■ **AIM OF THE TASK**: Count every line of the material that holds the string "table". Respond with the total only.

■ **RECORDS TO USE**:
--
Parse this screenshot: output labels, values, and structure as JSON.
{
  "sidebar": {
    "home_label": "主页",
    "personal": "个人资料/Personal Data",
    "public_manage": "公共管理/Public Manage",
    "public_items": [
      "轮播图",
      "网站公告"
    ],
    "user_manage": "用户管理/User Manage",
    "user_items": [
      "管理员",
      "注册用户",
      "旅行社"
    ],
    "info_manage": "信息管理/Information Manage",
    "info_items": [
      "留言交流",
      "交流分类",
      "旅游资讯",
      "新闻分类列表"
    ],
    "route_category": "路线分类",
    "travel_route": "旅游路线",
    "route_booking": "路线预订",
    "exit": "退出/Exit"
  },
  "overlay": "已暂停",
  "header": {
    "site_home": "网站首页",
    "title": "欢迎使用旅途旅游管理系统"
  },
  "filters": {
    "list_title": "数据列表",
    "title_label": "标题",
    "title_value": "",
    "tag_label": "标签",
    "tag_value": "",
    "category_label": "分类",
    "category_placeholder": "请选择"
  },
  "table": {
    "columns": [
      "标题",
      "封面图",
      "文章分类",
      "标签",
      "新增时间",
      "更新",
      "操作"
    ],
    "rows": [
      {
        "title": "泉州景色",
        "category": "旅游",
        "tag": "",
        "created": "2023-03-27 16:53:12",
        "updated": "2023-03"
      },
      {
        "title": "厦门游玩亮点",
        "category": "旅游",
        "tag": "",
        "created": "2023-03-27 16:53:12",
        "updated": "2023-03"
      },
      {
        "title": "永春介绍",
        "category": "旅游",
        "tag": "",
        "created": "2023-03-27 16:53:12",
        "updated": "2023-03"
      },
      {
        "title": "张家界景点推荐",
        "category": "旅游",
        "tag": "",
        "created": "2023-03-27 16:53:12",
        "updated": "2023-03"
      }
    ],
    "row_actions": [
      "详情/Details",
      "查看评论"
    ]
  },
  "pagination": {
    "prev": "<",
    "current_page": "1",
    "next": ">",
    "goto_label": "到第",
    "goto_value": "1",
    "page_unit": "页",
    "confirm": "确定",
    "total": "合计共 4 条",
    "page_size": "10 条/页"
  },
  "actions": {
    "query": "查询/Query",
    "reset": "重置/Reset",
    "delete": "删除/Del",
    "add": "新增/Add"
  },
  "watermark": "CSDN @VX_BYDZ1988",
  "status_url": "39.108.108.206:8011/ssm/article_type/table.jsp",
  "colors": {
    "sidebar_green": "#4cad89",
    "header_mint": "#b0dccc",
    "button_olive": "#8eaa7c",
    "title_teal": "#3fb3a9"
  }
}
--
■ **OUTPUT FOR THIS TASK**: 2